** Goal of the exercise **
Where the word "moro" shows up in a line below, that line is counted. State how many lines are counted, without any other words.

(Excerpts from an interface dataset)
▼

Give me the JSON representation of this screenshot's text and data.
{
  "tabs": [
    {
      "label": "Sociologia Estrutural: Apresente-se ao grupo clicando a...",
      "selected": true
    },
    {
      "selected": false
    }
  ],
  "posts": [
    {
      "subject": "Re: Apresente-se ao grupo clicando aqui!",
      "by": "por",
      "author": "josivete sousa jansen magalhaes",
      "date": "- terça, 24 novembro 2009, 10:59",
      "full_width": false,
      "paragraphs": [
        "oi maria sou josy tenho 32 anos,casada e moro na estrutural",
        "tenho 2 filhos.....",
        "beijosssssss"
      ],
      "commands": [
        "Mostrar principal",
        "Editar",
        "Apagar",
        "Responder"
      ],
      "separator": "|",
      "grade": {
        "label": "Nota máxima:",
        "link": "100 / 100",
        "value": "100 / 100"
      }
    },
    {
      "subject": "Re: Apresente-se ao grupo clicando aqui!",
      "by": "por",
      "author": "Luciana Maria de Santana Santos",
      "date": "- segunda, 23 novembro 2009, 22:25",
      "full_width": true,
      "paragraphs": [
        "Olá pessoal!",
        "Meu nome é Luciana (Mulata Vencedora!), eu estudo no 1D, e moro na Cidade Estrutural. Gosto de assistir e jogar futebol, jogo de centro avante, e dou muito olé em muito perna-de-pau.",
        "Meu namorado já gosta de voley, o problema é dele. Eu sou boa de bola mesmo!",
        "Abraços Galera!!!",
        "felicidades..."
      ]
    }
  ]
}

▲

** Your response **
2